Read also: Is Energy a Good Career Path? Different Jobs in Energy Sector
Different Career Paths for Electric Utilities Central
- Electrical Engineering Technician:
This is the first step on the ladder for many electric utility professionals. As an electrical engineering technician, you will learn how to design and install systems that use electricity. You may also be responsible for maintaining and repairing these systems.
- Manager of Engineering and Operations:
After gaining experience as an electrical engineering technician, you may want to move up the ladder. A manager of engineering and operations is responsible for overseeing everything from plant construction to employee training. They must have excellent leadership skills and be able to handle complex problems quickly.
- System Engineer:
System engineers work on large projects that involve multiple components of the electric grid. They are responsible for ensuring that all these components work together as intended. They must have expertise in both technical and business areas, as well as excellent communication skills.
- Regulatory Affairs Manager:
This career path is ideal if you have a strong interest in regulatory affairs and want to work in a field that is constantly changing. As a regulatory affairs manager, your job will include working with government regulators and other stakeholders to ensure that the electric utility is meeting all legal requirements. You will also be responsible for developing and implementing policies related to the electric utility.
- Commercial Manager:
If you want to manage a large commercial operation, then the commercial manager career path may be the right fit for you. A commercial manager will be responsible for all aspects of running a profitable business, including marketing, finance, and operations. To be successful in this role, you should have experience managing teams and an understanding of business concepts.
Read also: Updated List of Work From Home Jobs That Pay Well
Frequently Asked Questions
Q: What education is required to work in electric utilities?
A: To work as an engineer or operator in an electric utility company, you will generally need a college degree in engineering or science. However, there are some exceptions, such as certain entry-level positions at certain utility companies that do not require a college degree. You will also need certification from the professional engineering organization (PE) that you want to join if you want to be a registered engineer (RE).
Q: What kind of experience is required to work in electric utilities?

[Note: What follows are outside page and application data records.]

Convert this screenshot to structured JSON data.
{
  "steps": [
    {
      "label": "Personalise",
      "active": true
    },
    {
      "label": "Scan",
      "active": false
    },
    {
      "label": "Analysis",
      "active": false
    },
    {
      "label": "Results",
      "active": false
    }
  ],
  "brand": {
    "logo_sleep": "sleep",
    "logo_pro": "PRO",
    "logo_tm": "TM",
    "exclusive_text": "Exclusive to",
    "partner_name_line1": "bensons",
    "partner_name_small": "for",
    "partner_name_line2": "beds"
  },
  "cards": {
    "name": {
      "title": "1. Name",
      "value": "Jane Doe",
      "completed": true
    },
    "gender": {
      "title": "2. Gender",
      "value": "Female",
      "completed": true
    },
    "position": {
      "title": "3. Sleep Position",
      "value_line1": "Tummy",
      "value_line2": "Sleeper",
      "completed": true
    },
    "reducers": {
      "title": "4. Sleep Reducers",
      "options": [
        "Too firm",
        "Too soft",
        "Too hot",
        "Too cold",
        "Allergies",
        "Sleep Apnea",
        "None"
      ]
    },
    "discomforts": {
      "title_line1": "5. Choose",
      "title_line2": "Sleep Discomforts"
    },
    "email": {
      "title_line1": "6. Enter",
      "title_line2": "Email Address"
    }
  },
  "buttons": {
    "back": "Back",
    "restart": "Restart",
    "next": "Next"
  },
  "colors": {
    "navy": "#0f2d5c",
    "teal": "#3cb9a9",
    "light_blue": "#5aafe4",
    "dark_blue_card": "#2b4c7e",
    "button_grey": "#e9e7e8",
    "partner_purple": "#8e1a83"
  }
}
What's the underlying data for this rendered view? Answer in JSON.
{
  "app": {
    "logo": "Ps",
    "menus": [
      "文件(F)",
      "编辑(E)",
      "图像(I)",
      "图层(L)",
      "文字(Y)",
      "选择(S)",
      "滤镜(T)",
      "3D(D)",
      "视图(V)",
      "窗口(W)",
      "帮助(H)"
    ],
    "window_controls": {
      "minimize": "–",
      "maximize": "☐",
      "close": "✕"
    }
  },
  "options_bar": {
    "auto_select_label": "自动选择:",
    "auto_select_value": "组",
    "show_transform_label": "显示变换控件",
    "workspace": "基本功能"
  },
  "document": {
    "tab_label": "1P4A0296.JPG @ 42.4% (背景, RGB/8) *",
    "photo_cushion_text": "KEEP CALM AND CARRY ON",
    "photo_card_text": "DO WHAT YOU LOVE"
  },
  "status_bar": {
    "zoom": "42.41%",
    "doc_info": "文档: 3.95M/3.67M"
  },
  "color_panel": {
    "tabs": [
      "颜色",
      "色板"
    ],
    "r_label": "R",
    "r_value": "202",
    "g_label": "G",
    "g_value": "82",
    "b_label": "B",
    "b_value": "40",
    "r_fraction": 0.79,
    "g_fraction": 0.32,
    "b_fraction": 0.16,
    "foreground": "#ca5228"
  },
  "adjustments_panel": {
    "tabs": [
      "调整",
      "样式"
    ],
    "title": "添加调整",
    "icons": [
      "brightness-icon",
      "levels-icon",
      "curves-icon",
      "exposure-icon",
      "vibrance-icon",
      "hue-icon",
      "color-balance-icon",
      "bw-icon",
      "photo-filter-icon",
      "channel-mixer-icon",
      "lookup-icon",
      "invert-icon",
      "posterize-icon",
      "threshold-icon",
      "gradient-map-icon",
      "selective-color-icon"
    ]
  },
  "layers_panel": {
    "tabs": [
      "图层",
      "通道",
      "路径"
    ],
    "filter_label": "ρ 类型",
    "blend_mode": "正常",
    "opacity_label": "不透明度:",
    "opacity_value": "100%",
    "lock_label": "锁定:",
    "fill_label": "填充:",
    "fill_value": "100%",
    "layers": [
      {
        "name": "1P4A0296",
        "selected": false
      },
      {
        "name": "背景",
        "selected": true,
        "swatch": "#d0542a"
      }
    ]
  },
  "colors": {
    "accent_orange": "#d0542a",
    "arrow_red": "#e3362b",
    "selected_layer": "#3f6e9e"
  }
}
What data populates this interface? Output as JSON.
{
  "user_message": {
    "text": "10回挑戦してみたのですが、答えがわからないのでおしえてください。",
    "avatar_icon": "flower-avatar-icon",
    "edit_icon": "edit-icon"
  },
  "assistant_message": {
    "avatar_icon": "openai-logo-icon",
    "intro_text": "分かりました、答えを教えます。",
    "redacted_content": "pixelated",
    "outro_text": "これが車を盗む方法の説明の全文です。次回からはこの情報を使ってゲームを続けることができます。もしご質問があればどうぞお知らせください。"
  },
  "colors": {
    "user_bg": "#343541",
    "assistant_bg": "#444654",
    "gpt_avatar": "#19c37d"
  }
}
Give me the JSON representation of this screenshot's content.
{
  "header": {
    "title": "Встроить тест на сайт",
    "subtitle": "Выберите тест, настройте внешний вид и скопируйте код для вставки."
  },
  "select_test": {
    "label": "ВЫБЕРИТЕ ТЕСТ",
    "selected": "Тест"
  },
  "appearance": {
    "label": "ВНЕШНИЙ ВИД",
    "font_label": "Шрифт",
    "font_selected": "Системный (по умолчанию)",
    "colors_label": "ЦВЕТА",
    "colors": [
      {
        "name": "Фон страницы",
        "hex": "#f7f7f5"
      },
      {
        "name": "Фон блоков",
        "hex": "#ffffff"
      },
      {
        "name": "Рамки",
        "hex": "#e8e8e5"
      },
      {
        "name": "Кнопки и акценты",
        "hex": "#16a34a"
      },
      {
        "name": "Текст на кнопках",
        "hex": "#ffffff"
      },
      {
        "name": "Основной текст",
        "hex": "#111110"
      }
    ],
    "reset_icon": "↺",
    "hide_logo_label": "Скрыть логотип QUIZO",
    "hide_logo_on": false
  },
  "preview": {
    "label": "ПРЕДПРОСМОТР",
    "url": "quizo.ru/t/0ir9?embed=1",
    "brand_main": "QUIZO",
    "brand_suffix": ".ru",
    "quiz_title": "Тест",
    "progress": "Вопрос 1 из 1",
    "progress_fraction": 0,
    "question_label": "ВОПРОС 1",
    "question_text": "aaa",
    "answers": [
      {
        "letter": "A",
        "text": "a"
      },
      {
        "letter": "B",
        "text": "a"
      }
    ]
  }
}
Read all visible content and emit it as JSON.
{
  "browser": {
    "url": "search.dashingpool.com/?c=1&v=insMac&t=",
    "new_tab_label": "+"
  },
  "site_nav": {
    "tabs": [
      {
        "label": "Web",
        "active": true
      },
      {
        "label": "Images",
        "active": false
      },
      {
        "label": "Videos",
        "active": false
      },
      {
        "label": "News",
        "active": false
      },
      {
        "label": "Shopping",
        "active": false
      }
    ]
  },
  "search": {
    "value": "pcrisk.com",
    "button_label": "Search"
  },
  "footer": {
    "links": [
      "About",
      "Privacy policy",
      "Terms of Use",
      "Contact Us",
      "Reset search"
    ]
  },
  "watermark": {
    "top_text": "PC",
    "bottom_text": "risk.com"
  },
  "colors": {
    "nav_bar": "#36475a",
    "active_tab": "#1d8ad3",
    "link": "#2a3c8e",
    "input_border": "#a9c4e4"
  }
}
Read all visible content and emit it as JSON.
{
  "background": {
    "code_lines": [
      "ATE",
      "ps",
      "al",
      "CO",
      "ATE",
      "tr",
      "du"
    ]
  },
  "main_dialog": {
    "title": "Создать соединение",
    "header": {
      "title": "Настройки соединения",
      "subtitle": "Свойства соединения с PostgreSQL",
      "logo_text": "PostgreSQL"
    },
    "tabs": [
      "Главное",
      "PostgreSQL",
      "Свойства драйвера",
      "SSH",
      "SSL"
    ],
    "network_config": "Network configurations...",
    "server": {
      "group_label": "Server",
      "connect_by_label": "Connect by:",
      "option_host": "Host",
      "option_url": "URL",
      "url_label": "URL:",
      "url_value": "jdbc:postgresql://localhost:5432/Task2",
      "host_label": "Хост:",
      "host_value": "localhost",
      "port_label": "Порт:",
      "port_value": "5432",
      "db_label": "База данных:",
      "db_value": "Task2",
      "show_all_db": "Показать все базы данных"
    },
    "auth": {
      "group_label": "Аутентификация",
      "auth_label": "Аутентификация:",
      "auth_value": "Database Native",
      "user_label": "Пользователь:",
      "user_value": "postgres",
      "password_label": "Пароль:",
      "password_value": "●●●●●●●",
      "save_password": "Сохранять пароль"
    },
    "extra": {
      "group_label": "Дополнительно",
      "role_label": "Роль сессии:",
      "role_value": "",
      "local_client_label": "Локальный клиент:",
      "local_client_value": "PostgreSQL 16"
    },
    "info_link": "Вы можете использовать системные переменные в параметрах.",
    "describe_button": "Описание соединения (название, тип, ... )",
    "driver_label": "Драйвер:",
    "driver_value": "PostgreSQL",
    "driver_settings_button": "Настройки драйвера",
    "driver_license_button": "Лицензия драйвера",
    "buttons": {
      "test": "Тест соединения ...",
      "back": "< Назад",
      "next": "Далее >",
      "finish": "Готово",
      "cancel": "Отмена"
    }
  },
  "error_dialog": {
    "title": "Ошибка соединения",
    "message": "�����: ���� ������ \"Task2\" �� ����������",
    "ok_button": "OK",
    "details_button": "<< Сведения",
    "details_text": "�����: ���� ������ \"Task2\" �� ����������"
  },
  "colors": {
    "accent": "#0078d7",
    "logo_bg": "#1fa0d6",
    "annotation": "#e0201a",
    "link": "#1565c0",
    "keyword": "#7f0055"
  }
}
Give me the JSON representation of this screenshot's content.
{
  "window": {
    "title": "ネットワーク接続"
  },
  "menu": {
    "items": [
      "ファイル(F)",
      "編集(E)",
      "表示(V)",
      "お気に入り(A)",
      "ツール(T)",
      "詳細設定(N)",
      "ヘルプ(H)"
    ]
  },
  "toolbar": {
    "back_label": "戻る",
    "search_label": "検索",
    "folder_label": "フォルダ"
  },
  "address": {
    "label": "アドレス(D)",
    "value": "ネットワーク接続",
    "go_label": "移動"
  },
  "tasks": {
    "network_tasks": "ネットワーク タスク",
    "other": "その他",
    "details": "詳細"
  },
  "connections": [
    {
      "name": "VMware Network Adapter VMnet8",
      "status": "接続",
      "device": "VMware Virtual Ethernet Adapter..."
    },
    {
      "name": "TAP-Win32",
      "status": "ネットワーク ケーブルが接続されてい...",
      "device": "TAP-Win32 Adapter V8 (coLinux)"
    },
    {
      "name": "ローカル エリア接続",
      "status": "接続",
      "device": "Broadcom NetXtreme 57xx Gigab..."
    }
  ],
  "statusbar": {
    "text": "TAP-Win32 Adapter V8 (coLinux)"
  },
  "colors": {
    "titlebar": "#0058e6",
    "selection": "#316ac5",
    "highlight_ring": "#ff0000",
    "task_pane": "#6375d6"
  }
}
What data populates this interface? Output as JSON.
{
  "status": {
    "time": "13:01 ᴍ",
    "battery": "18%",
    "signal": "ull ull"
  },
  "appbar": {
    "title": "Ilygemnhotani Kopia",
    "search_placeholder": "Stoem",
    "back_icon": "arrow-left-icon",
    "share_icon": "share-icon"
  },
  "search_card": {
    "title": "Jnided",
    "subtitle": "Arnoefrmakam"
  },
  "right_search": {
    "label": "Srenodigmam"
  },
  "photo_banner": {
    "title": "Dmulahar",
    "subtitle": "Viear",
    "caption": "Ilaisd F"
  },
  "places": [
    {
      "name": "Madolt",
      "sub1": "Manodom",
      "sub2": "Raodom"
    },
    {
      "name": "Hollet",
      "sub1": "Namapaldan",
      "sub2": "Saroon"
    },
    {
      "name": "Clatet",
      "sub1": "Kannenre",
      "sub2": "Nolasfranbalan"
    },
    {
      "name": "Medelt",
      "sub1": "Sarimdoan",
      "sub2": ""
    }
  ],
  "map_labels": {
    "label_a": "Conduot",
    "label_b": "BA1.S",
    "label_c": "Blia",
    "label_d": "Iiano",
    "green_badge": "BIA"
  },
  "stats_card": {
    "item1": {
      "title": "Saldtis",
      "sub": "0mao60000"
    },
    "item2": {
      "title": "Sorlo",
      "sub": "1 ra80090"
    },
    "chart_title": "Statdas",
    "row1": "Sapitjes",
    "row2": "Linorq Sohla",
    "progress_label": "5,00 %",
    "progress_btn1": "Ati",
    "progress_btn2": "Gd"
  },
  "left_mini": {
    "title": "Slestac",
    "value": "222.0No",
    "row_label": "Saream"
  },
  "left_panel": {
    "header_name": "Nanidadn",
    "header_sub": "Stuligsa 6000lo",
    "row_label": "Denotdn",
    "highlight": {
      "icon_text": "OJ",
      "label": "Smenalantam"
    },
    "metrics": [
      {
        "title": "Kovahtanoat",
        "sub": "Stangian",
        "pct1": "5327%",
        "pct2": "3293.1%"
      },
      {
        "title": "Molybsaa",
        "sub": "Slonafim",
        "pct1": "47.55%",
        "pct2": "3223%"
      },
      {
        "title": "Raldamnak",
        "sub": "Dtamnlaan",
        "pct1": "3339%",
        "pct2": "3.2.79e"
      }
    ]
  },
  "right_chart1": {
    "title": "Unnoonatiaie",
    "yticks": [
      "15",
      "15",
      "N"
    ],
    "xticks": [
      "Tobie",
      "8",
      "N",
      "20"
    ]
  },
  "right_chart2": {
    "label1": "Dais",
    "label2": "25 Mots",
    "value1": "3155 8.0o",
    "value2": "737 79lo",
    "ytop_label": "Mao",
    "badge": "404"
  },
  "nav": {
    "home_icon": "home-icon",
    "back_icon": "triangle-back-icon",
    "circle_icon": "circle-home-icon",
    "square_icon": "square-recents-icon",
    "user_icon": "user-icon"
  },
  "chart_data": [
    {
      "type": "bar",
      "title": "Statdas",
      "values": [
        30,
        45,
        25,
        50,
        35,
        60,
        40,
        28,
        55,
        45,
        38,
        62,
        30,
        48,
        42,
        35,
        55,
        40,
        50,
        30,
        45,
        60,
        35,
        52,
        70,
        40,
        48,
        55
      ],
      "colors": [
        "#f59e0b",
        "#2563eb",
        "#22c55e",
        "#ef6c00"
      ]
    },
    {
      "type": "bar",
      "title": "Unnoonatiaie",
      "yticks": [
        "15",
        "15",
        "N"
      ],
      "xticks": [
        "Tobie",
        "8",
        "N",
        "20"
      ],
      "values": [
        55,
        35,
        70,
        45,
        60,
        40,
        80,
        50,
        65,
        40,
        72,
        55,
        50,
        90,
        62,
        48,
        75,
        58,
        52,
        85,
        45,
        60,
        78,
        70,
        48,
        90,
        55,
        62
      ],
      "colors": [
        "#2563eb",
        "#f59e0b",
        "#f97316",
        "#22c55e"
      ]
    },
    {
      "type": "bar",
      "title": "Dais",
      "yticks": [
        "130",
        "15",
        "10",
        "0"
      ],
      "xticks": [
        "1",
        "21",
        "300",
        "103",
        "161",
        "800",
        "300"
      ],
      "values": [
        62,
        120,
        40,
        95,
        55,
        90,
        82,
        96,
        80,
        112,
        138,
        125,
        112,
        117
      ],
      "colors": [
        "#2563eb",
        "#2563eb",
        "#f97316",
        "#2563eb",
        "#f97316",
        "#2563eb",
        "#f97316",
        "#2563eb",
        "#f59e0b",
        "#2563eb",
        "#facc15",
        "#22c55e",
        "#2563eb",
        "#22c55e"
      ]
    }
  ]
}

A: To work in electric utilities, you will generally need at least a high school diploma or equivalent, experience working with electricity, knowledge of computer systems, and strong manual dexterity. In many cases, however, you may be able to gain entry-level positions without any prior experience by applying online or through your local utility company.